During the Association for Women’s Rights in Development 2012 Forum CWGL presented a skills-building workshop on macroeconomics to an audience of over 100 feminist activists from all around the world working on issues related to women’s rights, social justice, and human rights. The workshop provided forum participants with an introduction to macroeconomics that unpacked key terms related to monetary and fiscal policies and their impacts on the realization of economic and social rights. Presenters included: Radhika Balakrishnan, CWGL; Diane Elson, University of Essex; and James Heintz, Political Economy Research Institute.
Making Economics Work for US: A Human Rights and Feminist Perspective, 2012 Global Social Work Student Conference, New York, New York: March 25, 2012
At the Global Social Work Student Conference, CWGL’s Program Coordinator, Margot Baruch, presented a workshop which introduced the linkages between macroeconomics and human rights to a group of 50 social work professionals and students. Ms. Baruch magnified the ways in which the U.S. government has obligations to respect, protect, and fulfill economic and social rights and when the U.S. fails to uphold these obligations, it is violating basic human rights standards. CWGL’s Nexus Brief provides more information about economic and social rights in the U.S.
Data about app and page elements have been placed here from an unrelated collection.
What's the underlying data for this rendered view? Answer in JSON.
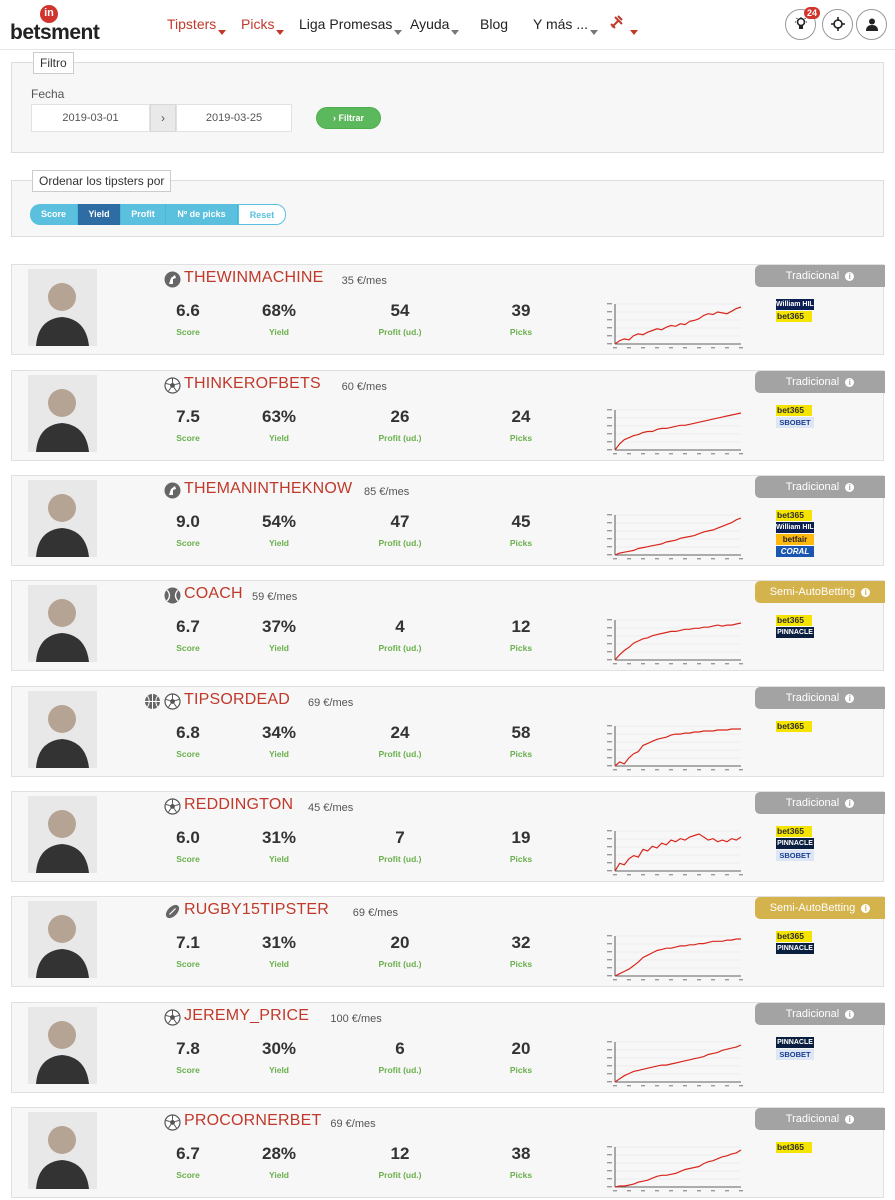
{
  "nav": {
    "logo_text": "betsment",
    "logo_mark": "in",
    "items": [
      {
        "label": "Tipsters",
        "highlight": true
      },
      {
        "label": "Picks",
        "highlight": true
      },
      {
        "label": "Liga Promesas",
        "highlight": false
      },
      {
        "label": "Ayuda",
        "highlight": false
      },
      {
        "label": "Blog",
        "highlight": false
      },
      {
        "label": "Y más ...",
        "highlight": false
      }
    ],
    "tools_icon": "hammer-wrench-icon",
    "notifications_count": "24",
    "icons": [
      "lightbulb-icon",
      "crosshair-icon",
      "user-icon"
    ]
  },
  "filter": {
    "legend": "Filtro",
    "date_label": "Fecha",
    "date_from": "2019-03-01",
    "date_to": "2019-03-25",
    "arrow": "›",
    "button_label": "› Filtrar"
  },
  "sort": {
    "legend": "Ordenar los tipsters por",
    "buttons": [
      "Score",
      "Yield",
      "Profit",
      "Nº de picks",
      "Reset"
    ],
    "active": "Yield"
  },
  "labels": {
    "score": "Score",
    "yield": "Yield",
    "profit": "Profit (ud.)",
    "picks": "Picks"
  },
  "colors": {
    "accent_red": "#c0392b",
    "stat_green": "#6ab04c",
    "tag_grey": "#a3a3a3",
    "tag_gold": "#d4b24c",
    "sort_blue": "#5bc0de",
    "filter_green": "#5cb85c"
  },
  "tipsters": [
    {
      "name": "THEWINMACHINE",
      "price": "35 €/mes",
      "sports": [
        "horse-racing-icon"
      ],
      "score": "6.6",
      "yield": "68%",
      "profit": "54",
      "picks": "39",
      "tag": "Tradicional",
      "tag_type": "grey",
      "bookmakers": [
        "William HILL",
        "bet365"
      ]
    },
    {
      "name": "THINKEROFBETS",
      "price": "60 €/mes",
      "sports": [
        "soccer-ball-icon"
      ],
      "score": "7.5",
      "yield": "63%",
      "profit": "26",
      "picks": "24",
      "tag": "Tradicional",
      "tag_type": "grey",
      "bookmakers": [
        "bet365",
        "SBOBET"
      ]
    },
    {
      "name": "THEMANINTHEKNOW",
      "price": "85 €/mes",
      "sports": [
        "horse-racing-icon"
      ],
      "score": "9.0",
      "yield": "54%",
      "profit": "47",
      "picks": "45",
      "tag": "Tradicional",
      "tag_type": "grey",
      "bookmakers": [
        "bet365",
        "William HILL",
        "betfair",
        "CORAL"
      ]
    },
    {
      "name": "COACH",
      "price": "59 €/mes",
      "sports": [
        "tennis-ball-icon"
      ],
      "score": "6.7",
      "yield": "37%",
      "profit": "4",
      "picks": "12",
      "tag": "Semi-AutoBetting",
      "tag_type": "gold",
      "bookmakers": [
        "bet365",
        "PINNACLE"
      ]
    },
    {
      "name": "TIPSORDEAD",
      "price": "69 €/mes",
      "sports": [
        "basketball-icon",
        "soccer-ball-icon"
      ],
      "score": "6.8",
      "yield": "34%",
      "profit": "24",
      "picks": "58",
      "tag": "Tradicional",
      "tag_type": "grey",
      "bookmakers": [
        "bet365"
      ]
    },
    {
      "name": "REDDINGTON",
      "price": "45 €/mes",
      "sports": [
        "soccer-ball-icon"
      ],
      "score": "6.0",
      "yield": "31%",
      "profit": "7",
      "picks": "19",
      "tag": "Tradicional",
      "tag_type": "grey",
      "bookmakers": [
        "bet365",
        "PINNACLE",
        "SBOBET"
      ]
    },
    {
      "name": "RUGBY15TIPSTER",
      "price": "69 €/mes",
      "sports": [
        "rugby-ball-icon"
      ],
      "score": "7.1",
      "yield": "31%",
      "profit": "20",
      "picks": "32",
      "tag": "Semi-AutoBetting",
      "tag_type": "gold",
      "bookmakers": [
        "bet365",
        "PINNACLE"
      ]
    },
    {
      "name": "JEREMY_PRICE",
      "price": "100 €/mes",
      "sports": [
        "soccer-ball-icon"
      ],
      "score": "7.8",
      "yield": "30%",
      "profit": "6",
      "picks": "20",
      "tag": "Tradicional",
      "tag_type": "grey",
      "bookmakers": [
        "PINNACLE",
        "SBOBET"
      ]
    },
    {
      "name": "PROCORNERBET",
      "price": "69 €/mes",
      "sports": [
        "soccer-ball-icon"
      ],
      "score": "6.7",
      "yield": "28%",
      "profit": "12",
      "picks": "38",
      "tag": "Tradicional",
      "tag_type": "grey",
      "bookmakers": [
        "bet365"
      ]
    }
  ]
}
Economics Workshop: Applying Human Rights Perspectives to Macroeconomic Policies, UN Commission on the Status of Women, New York, New York: March 2, 2011
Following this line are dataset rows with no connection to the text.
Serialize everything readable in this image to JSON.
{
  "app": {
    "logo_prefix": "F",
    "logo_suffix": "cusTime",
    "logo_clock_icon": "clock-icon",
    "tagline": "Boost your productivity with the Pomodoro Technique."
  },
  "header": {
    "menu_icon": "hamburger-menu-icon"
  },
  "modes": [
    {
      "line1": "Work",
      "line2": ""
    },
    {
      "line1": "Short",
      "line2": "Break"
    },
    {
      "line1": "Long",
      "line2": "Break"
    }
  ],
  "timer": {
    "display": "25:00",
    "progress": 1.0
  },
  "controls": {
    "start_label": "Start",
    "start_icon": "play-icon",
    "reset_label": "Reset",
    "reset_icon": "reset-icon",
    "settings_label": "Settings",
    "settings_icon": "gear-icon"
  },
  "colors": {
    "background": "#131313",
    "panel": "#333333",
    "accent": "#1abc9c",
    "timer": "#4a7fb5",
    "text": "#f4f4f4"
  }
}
On March 2, 2011, CWGL organized a workshop on economics entitled, Applying a Human Rights Perspectives to Macroeconomic Policy. Radhika Balakrishnan, CWGL’s Executive Director, and Manuel F. Montes, Chief, Development Strategy and Policy Analysis at UN DESA, presented a strategic analysis on the use of social and economic rights as a framework through which to assess the impact of macroeconomic policy. The workshop was well attended by a diverse group of activists, UN experts and non-governmental organization representatives.
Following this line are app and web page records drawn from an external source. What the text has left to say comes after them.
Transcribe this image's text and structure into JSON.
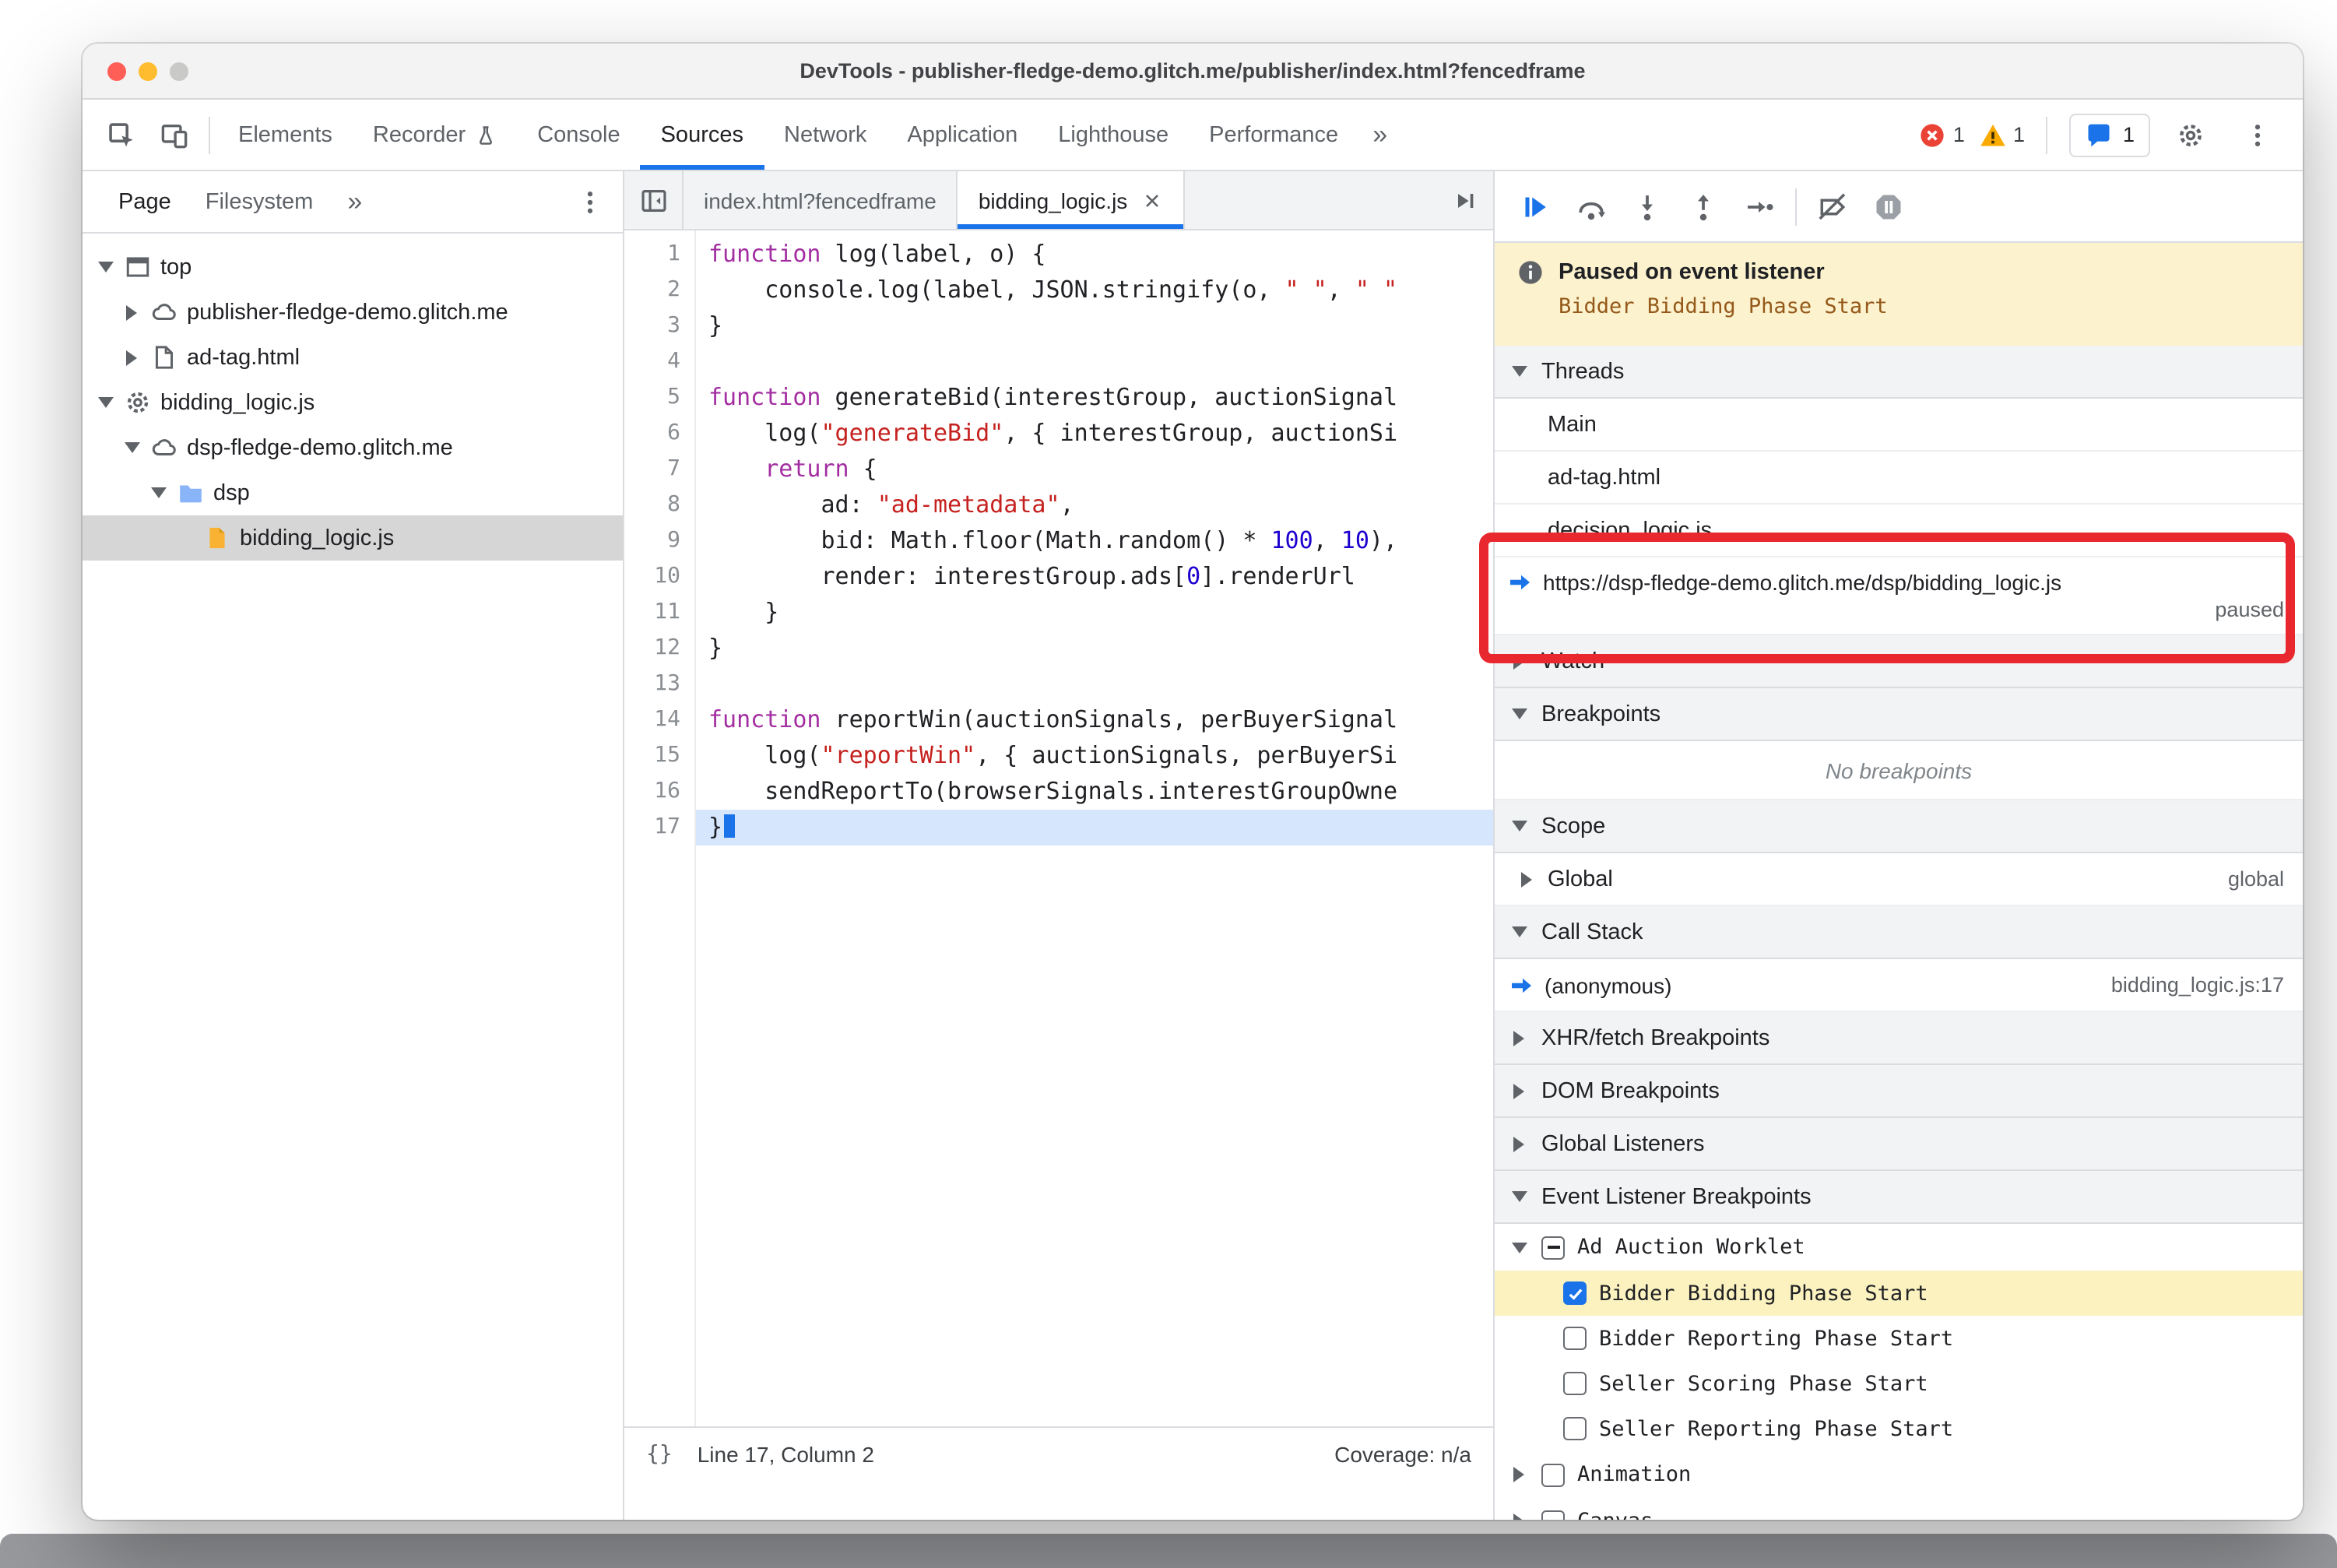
{
  "colors": {
    "accent": "#1a73e8",
    "annotation_red": "#e8272e",
    "paused_banner_bg": "#fcf2cd",
    "breakpoint_highlight": "#fbf2c0",
    "paused_line_bg": "#d6e6fd"
  },
  "window": {
    "title": "DevTools - publisher-fledge-demo.glitch.me/publisher/index.html?fencedframe",
    "traffic_lights": [
      {
        "name": "close-button",
        "color": "#ff5f57"
      },
      {
        "name": "minimize-button",
        "color": "#febc2e"
      },
      {
        "name": "zoom-button",
        "color": "#c9c9c7"
      }
    ]
  },
  "ui": {
    "chevron_double": "»"
  },
  "toolbar": {
    "left_icons": [
      "inspect-icon",
      "device-toolbar-icon"
    ],
    "tabs": [
      {
        "label": "Elements"
      },
      {
        "label": "Recorder",
        "icon": "beaker-icon"
      },
      {
        "label": "Console"
      },
      {
        "label": "Sources"
      },
      {
        "label": "Network"
      },
      {
        "label": "Application"
      },
      {
        "label": "Lighthouse"
      },
      {
        "label": "Performance"
      }
    ],
    "active_tab": "Sources",
    "badges": {
      "errors": "1",
      "warnings": "1",
      "issues": "1"
    }
  },
  "sidebar": {
    "tabs": [
      "Page",
      "Filesystem"
    ],
    "active_tab": "Page",
    "tree": [
      {
        "label": "top",
        "icon": "frame-icon",
        "depth": 0,
        "expand": "open"
      },
      {
        "label": "publisher-fledge-demo.glitch.me",
        "icon": "cloud-icon",
        "depth": 1,
        "expand": "closed"
      },
      {
        "label": "ad-tag.html",
        "icon": "document-icon",
        "depth": 1,
        "expand": "closed"
      },
      {
        "label": "bidding_logic.js",
        "icon": "worklet-gear-icon",
        "depth": 0,
        "expand": "open"
      },
      {
        "label": "dsp-fledge-demo.glitch.me",
        "icon": "cloud-icon",
        "depth": 1,
        "expand": "open"
      },
      {
        "label": "dsp",
        "icon": "folder-icon",
        "depth": 2,
        "expand": "open"
      },
      {
        "label": "bidding_logic.js",
        "icon": "js-file-icon",
        "depth": 3,
        "expand": "none",
        "selected": true
      }
    ]
  },
  "editor": {
    "tabs": [
      {
        "label": "index.html?fencedframe",
        "active": false,
        "closable": false
      },
      {
        "label": "bidding_logic.js",
        "active": true,
        "closable": true
      }
    ],
    "code": {
      "paused_line": 17,
      "lines": [
        {
          "n": 1,
          "tokens": [
            [
              "kw",
              "function"
            ],
            [
              "pln",
              " log(label, o) {"
            ]
          ]
        },
        {
          "n": 2,
          "tokens": [
            [
              "pln",
              "    console.log(label, JSON.stringify(o, "
            ],
            [
              "str",
              "\" \""
            ],
            [
              "pln",
              ", "
            ],
            [
              "str",
              "\" \""
            ]
          ]
        },
        {
          "n": 3,
          "tokens": [
            [
              "pln",
              "}"
            ]
          ]
        },
        {
          "n": 4,
          "tokens": []
        },
        {
          "n": 5,
          "tokens": [
            [
              "kw",
              "function"
            ],
            [
              "pln",
              " generateBid(interestGroup, auctionSignal"
            ]
          ]
        },
        {
          "n": 6,
          "tokens": [
            [
              "pln",
              "    log("
            ],
            [
              "str",
              "\"generateBid\""
            ],
            [
              "pln",
              ", { interestGroup, auctionSi"
            ]
          ]
        },
        {
          "n": 7,
          "tokens": [
            [
              "pln",
              "    "
            ],
            [
              "kw",
              "return"
            ],
            [
              "pln",
              " {"
            ]
          ]
        },
        {
          "n": 8,
          "tokens": [
            [
              "pln",
              "        ad: "
            ],
            [
              "str",
              "\"ad-metadata\""
            ],
            [
              "pln",
              ","
            ]
          ]
        },
        {
          "n": 9,
          "tokens": [
            [
              "pln",
              "        bid: Math.floor(Math.random() * "
            ],
            [
              "num",
              "100"
            ],
            [
              "pln",
              ", "
            ],
            [
              "num",
              "10"
            ],
            [
              "pln",
              "),"
            ]
          ]
        },
        {
          "n": 10,
          "tokens": [
            [
              "pln",
              "        render: interestGroup.ads["
            ],
            [
              "num",
              "0"
            ],
            [
              "pln",
              "].renderUrl"
            ]
          ]
        },
        {
          "n": 11,
          "tokens": [
            [
              "pln",
              "    }"
            ]
          ]
        },
        {
          "n": 12,
          "tokens": [
            [
              "pln",
              "}"
            ]
          ]
        },
        {
          "n": 13,
          "tokens": []
        },
        {
          "n": 14,
          "tokens": [
            [
              "kw",
              "function"
            ],
            [
              "pln",
              " reportWin(auctionSignals, perBuyerSignal"
            ]
          ]
        },
        {
          "n": 15,
          "tokens": [
            [
              "pln",
              "    log("
            ],
            [
              "str",
              "\"reportWin\""
            ],
            [
              "pln",
              ", { auctionSignals, perBuyerSi"
            ]
          ]
        },
        {
          "n": 16,
          "tokens": [
            [
              "pln",
              "    sendReportTo(browserSignals.interestGroupOwne"
            ]
          ]
        },
        {
          "n": 17,
          "tokens": [
            [
              "pln",
              "}"
            ]
          ]
        }
      ]
    },
    "statusbar": {
      "brace": "{}",
      "left": "Line 17, Column 2",
      "right": "Coverage: n/a"
    }
  },
  "debugger": {
    "toolbar_icons": [
      "resume-icon",
      "step-over-icon",
      "step-into-icon",
      "step-out-icon",
      "step-icon",
      "divider",
      "deactivate-breakpoints-icon",
      "pause-on-exceptions-icon"
    ],
    "paused_banner": {
      "title": "Paused on event listener",
      "subtitle": "Bidder Bidding Phase Start"
    },
    "threads": {
      "title": "Threads",
      "items": [
        {
          "label": "Main"
        },
        {
          "label": "ad-tag.html"
        },
        {
          "label": "decision_logic.js"
        },
        {
          "label": "https://dsp-fledge-demo.glitch.me/dsp/bidding_logic.js",
          "status": "paused",
          "active": true
        }
      ]
    },
    "watch": {
      "title": "Watch"
    },
    "breakpoints": {
      "title": "Breakpoints",
      "empty": "No breakpoints"
    },
    "scope": {
      "title": "Scope",
      "rows": [
        {
          "label": "Global",
          "value": "global"
        }
      ]
    },
    "call_stack": {
      "title": "Call Stack",
      "frames": [
        {
          "label": "(anonymous)",
          "location": "bidding_logic.js:17",
          "active": true
        }
      ]
    },
    "xhr_breakpoints": {
      "title": "XHR/fetch Breakpoints"
    },
    "dom_breakpoints": {
      "title": "DOM Breakpoints"
    },
    "global_listeners": {
      "title": "Global Listeners"
    },
    "event_listener_breakpoints": {
      "title": "Event Listener Breakpoints",
      "groups": [
        {
          "label": "Ad Auction Worklet",
          "state": "indeterminate",
          "expanded": true,
          "children": [
            {
              "label": "Bidder Bidding Phase Start",
              "checked": true,
              "highlighted": true
            },
            {
              "label": "Bidder Reporting Phase Start",
              "checked": false
            },
            {
              "label": "Seller Scoring Phase Start",
              "checked": false
            },
            {
              "label": "Seller Reporting Phase Start",
              "checked": false
            }
          ]
        },
        {
          "label": "Animation",
          "state": "unchecked",
          "expanded": false,
          "children": []
        },
        {
          "label": "Canvas",
          "state": "unchecked",
          "expanded": false,
          "children": []
        }
      ]
    }
  }
}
2010 Human Rights Summer Institute, New Brunswick, New Jersey: July 16-18, 2010
CWGL hosted the US Human Rights Network Summer Institute in mid July 2010 for advanced practitioners in social justice organizing. The training provided advocates and organizers with practical analytical tools to aid with campaign messaging, strategy development and policy recommendations on macroeconomic policies and Economic, Social and Cultural Rights (ESCR). The 2010 Summer Institute explored critical issues pertaining to the application and exercise of ESCR in the United States. The institute examined four areas in particular: macroeconomic policy and ESCR; the impact of "biased" policies and neo-liberal globalization on oppressed (i.e. Indigenous, Black, Latino, Asian, immigrant, etc.) communities; participatory practices and the realization of ESCR; and methods and evaluative tools for monitoring ESCR violations. [Report on the 2010 Human Rights Summer Institute] provides a more detailed overview with [photos] and [videos].
Rethinking Macro Economic Strategies from a Human Rights Perspective, US Social Forum, Detroit MI: June 24, 2010
CWGL offered key strategies and practical skills to support the use of the human rights framework in examining macroeconomic policies and outcomes. The workshop provided forum participants with an introduction on how to intervene in economic policies and impact government spending. The educational methods presented also generated increased interest in the strategic use of human rights not only as a moral framework but also as a concrete legal tool to hold governments and other actors accountable.